Dan Monzani, BEIS director for energy security, networks and markets until last September, told the House of Lords Economic Affairs Committee’s energy security inquiry on Tuesday (8 March) that he hopes the government will go “further” on network investment.

This could include upfront investment in the North Sea transmission network being explored by the government, which is designed to support prime minister Boris Johnson’s planned expansion of the UK’s offshore wind farm capacity to 40GW by 2030, he said. “It might need some government money to seed that for early progress rather than waiting for price controls.

“This allows us to increase interconnectors with the continent and helps with the intermittency problems because you have more diverse sources of power.”

This seed corn investment would enable the more rapid deployment of offshore wind turbines because they could be plugged into a “pre-planned and pre-surveyed” system rather than having to fund and build their own connections with the onshore grid like now, Monzani added.

Monzani, who left the civil service to take up his current role as managing director of the consultancy Aurora Energy Research, also told the committee that the development of an offshore transmission network may mean Contracts for Difference (CfDs) will no longer be required to financially support the development of marine wind farms.
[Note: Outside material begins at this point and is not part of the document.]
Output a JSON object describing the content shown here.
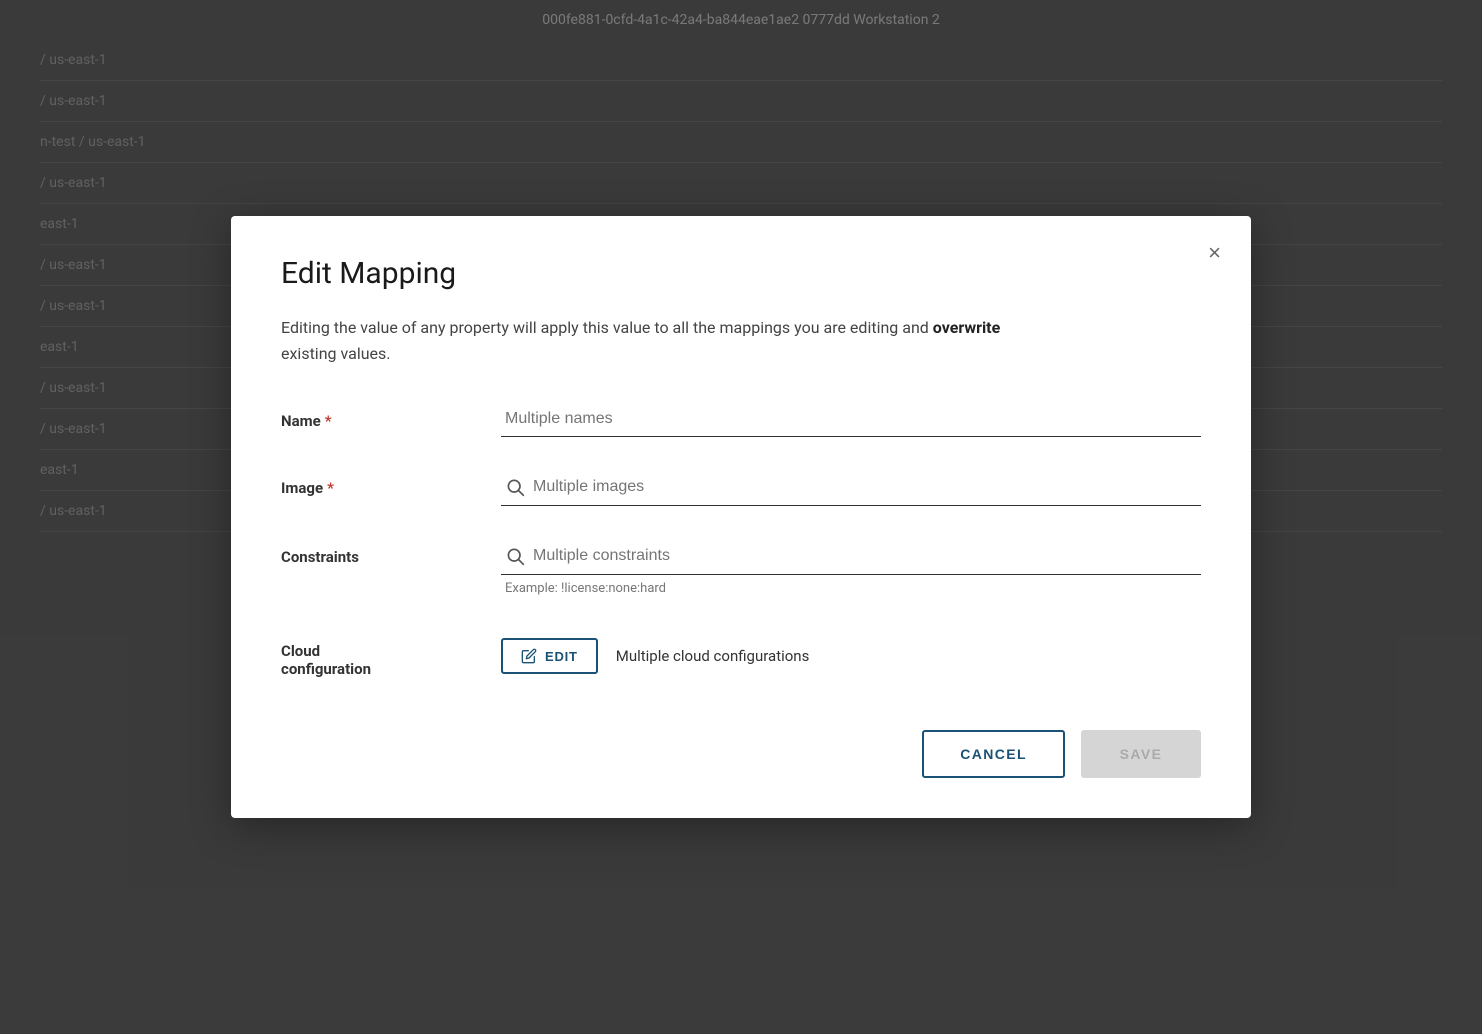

He said: “Undoubtedly, CfDs have been phenomenally successful in driving deployment and cost of capital down but this does not automatically mean that unamended they are right instruments for the future.”

Enabling offshore wind turbines to plug into a transmission network could halve their capital costs, Monzani said: “If you build an offshore transmission network, you might therefore be able to introduce more merchant signals, which means more exposure to actual wholesale costs and that might be beneficial for system costs.

“They (CfDs) have been brilliantly successful at driving down cost of capital but that has to be balanced against the rising system costs.”

He also said the current gas supply crunch may mean that the UK’s remaining fleet of coal plants may have to “run harder” than otherwise would have been the case ahead of their planned closure in 2024.

At the same meeting, Professor Sir Dieter Helm accused the government of having paid “very limited” attention to security of supply.

The professor of energy policy at the University of Oxford, who wrote a review of energy policy for the government in 2018, said: “It is not rocket science and doesn’t need to be particularly complicated, but they have made if fantastically complicated.”

He also told the committee that it would be “more sensible” to extend the timescale for reviewing the energy price cap to an annual basis and that it should “certainly” not be halved to once every three months as Ofgem is currently considering.

Helm said less frequent reviews would make it easier for suppliers to cover their positions, reducing the likelihood that spikes in wholesale prices will drive the market.

While renewables will be an increasing part of the generation mix, he told the peers that he is “not convinced” that costs of such technologies will fall as much as people think they will, pointing to “very sharp” short term rises seen recently.